The technique uses electro hydrodynamic forces (EHD) caused by the interaction between the induced double layer at relatively low frequencies (less than 1kHz) and the electric field through that double layer.  The electric field passess throguh tangentially, producing forces that both move the charges towards the electrode and away from the elelctrode edge.  With appropriate elelctrode design, this can produce vortices that trap all particles above the electrode and pull them to the surface, from as far as 500um away, depositing them in the middle of a sensor surface.  We've successfully used this technique to enhance QCM biosensors, and it should worl equally well for other surface sensing methods.  The electrodes resemble a locked zipper, hence its name - the Zipper electrode.

 

Where particle concentration is required from flow, we achieve it by introducing asymmetric vortices into a laminar flow and thereby push particles to one side of a flow cell. This is achieved by flowing the sample over electrode tracks that are angled against the laminar flow pattern inside a flow cell. An applied AC field causes vortices to form over the electrode tracks; since the vortices are angled against the flow, they form an asymmetric pattern that pushes particles along on the electrode track to one side of the flow cell. This results in a higher concentration of particles at one side of the flow cell. By splitting the flow at the end of the flow cell into a low and a high concentration stream, particles can be recovered from the flow cell.

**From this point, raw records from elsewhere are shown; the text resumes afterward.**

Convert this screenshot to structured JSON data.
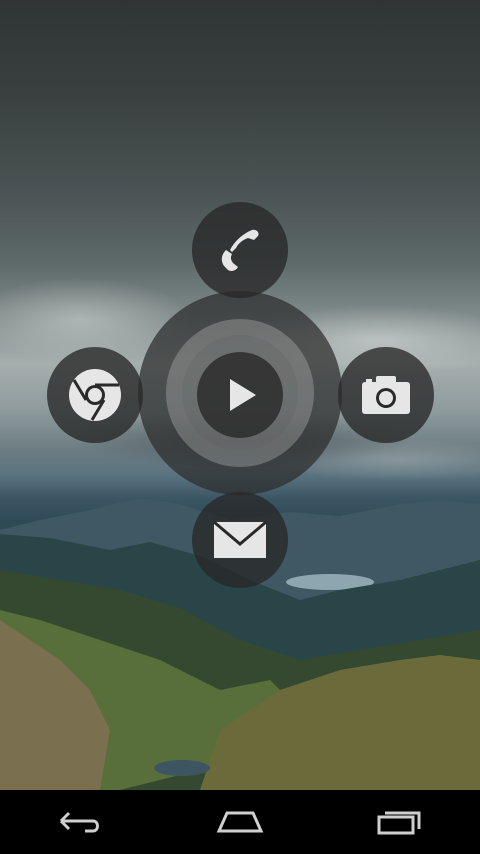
{
  "screen": {
    "wallpaper": "mountain-landscape-stormy-sky"
  },
  "launcher": {
    "center_action": "play-icon",
    "items": [
      {
        "id": "phone",
        "icon": "phone-icon"
      },
      {
        "id": "browser",
        "icon": "chrome-icon"
      },
      {
        "id": "camera",
        "icon": "camera-icon"
      },
      {
        "id": "email",
        "icon": "mail-icon"
      }
    ]
  },
  "navbar": {
    "buttons": [
      {
        "id": "back",
        "icon": "back-icon"
      },
      {
        "id": "home",
        "icon": "home-icon"
      },
      {
        "id": "recents",
        "icon": "recent-apps-icon"
      }
    ]
  },
  "colors": {
    "icon": "#e6e6e6",
    "button_bg": "#282828",
    "navbar_bg": "#000000",
    "nav_icon": "#cfcfcf"
  }
}
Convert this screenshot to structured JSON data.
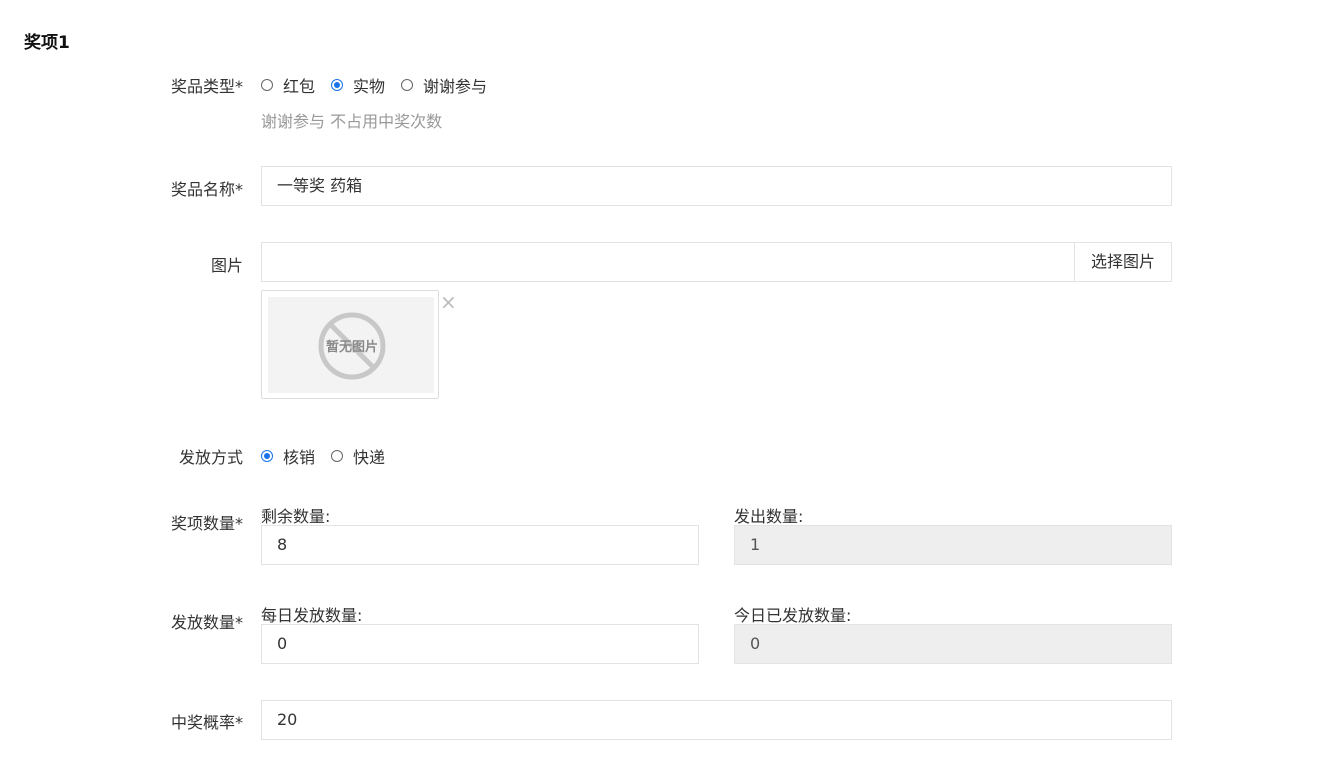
{
  "section": {
    "title": "奖项1"
  },
  "prize_type": {
    "label": "奖品类型*",
    "options": [
      {
        "label": "红包",
        "checked": false
      },
      {
        "label": "实物",
        "checked": true
      },
      {
        "label": "谢谢参与",
        "checked": false
      }
    ],
    "hint": "谢谢参与 不占用中奖次数"
  },
  "prize_name": {
    "label": "奖品名称*",
    "value": "一等奖  药箱"
  },
  "image": {
    "label": "图片",
    "value": "",
    "select_button": "选择图片",
    "placeholder_text": "暂无图片",
    "remove": "×"
  },
  "delivery": {
    "label": "发放方式",
    "options": [
      {
        "label": "核销",
        "checked": true
      },
      {
        "label": "快递",
        "checked": false
      }
    ]
  },
  "quantity": {
    "label": "奖项数量*",
    "remaining_label": "剩余数量:",
    "remaining_value": "8",
    "issued_label": "发出数量:",
    "issued_value": "1"
  },
  "distribution": {
    "label": "发放数量*",
    "daily_label": "每日发放数量:",
    "daily_value": "0",
    "today_label": "今日已发放数量:",
    "today_value": "0"
  },
  "probability": {
    "label": "中奖概率*",
    "value": "20"
  }
}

The system has so far achieved a 7-fold increase in particle concentration on a 1/15 flow split; this represents an actual, real-world concentration value in the outlet stream, rather than a local concentration that needs to be dilutes in order to be released from the device.

 

Relevant papers on the Journal papers page: 25, 27, 39, 41, 63, 64.

 

 

flowcell zippers2 Zippers